» **What is expected**:
Copy all of the records exactly.

» **Given entries**:
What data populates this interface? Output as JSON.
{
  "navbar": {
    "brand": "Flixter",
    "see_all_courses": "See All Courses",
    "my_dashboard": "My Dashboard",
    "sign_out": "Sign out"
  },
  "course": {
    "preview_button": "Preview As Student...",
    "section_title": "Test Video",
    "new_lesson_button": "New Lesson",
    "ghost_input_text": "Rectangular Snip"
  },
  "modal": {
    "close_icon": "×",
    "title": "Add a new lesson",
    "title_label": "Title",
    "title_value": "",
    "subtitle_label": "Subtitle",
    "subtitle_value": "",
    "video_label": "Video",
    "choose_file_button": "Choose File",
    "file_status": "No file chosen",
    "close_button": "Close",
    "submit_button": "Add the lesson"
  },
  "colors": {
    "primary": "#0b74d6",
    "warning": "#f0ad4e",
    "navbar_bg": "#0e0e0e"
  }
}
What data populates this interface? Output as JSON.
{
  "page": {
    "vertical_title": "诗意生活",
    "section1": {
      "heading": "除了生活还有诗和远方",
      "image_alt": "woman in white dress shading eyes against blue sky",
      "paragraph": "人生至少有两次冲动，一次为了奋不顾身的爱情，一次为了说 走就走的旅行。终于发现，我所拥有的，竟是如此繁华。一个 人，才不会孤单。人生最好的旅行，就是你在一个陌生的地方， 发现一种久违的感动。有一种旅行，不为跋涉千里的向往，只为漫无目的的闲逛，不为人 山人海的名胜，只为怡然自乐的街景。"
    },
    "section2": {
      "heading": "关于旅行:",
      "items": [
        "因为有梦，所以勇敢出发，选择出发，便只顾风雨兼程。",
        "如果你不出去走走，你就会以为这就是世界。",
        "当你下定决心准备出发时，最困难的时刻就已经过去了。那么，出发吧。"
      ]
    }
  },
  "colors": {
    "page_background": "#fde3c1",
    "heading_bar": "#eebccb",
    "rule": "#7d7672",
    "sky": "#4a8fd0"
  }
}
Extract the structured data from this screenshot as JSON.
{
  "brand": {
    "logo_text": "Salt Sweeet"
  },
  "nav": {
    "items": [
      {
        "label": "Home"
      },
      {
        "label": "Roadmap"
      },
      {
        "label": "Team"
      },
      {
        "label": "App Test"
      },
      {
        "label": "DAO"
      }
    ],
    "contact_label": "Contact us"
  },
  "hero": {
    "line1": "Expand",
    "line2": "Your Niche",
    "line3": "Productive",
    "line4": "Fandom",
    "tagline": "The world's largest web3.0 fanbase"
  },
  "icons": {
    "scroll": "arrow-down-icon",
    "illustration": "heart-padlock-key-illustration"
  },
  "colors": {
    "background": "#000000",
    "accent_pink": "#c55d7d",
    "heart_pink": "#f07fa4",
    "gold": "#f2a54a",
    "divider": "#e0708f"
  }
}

» **Exercise answer**:
What data populates this interface? Output as JSON.
{
  "navbar": {
    "brand": "Flixter",
    "see_all_courses": "See All Courses",
    "my_dashboard": "My Dashboard",
    "sign_out": "Sign out"
  },
  "course": {
    "preview_button": "Preview As Student...",
    "section_title": "Test Video",
    "new_lesson_button": "New Lesson",
    "ghost_input_text": "Rectangular Snip"
  },
  "modal": {
    "close_icon": "×",
    "title": "Add a new lesson",
    "title_label": "Title",
    "title_value": "",
    "subtitle_label": "Subtitle",
    "subtitle_value": "",
    "video_label": "Video",
    "choose_file_button": "Choose File",
    "file_status": "No file chosen",
    "close_button": "Close",
    "submit_button": "Add the lesson"
  },
  "colors": {
    "primary": "#0b74d6",
    "warning": "#f0ad4e",
    "navbar_bg": "#0e0e0e"
  }
}
What data populates this interface? Output as JSON.
{
  "page": {
    "vertical_title": "诗意生活",
    "section1": {
      "heading": "除了生活还有诗和远方",
      "image_alt": "woman in white dress shading eyes against blue sky",
      "paragraph": "人生至少有两次冲动，一次为了奋不顾身的爱情，一次为了说 走就走的旅行。终于发现，我所拥有的，竟是如此繁华。一个 人，才不会孤单。人生最好的旅行，就是你在一个陌生的地方， 发现一种久违的感动。有一种旅行，不为跋涉千里的向往，只为漫无目的的闲逛，不为人 山人海的名胜，只为怡然自乐的街景。"
    },
    "section2": {
      "heading": "关于旅行:",
      "items": [
        "因为有梦，所以勇敢出发，选择出发，便只顾风雨兼程。",
        "如果你不出去走走，你就会以为这就是世界。",
        "当你下定决心准备出发时，最困难的时刻就已经过去了。那么，出发吧。"
      ]
    }
  },
  "colors": {
    "page_background": "#fde3c1",
    "heading_bar": "#eebccb",
    "rule": "#7d7672",
    "sky": "#4a8fd0"
  }
}
Extract the structured data from this screenshot as JSON.
{
  "brand": {
    "logo_text": "Salt Sweeet"
  },
  "nav": {
    "items": [
      {
        "label": "Home"
      },
      {
        "label": "Roadmap"
      },
      {
        "label": "Team"
      },
      {
        "label": "App Test"
      },
      {
        "label": "DAO"
      }
    ],
    "contact_label": "Contact us"
  },
  "hero": {
    "line1": "Expand",
    "line2": "Your Niche",
    "line3": "Productive",
    "line4": "Fandom",
    "tagline": "The world's largest web3.0 fanbase"
  },
  "icons": {
    "scroll": "arrow-down-icon",
    "illustration": "heart-padlock-key-illustration"
  },
  "colors": {
    "background": "#000000",
    "accent_pink": "#c55d7d",
    "heart_pink": "#f07fa4",
    "gold": "#f2a54a",
    "divider": "#e0708f"
  }
}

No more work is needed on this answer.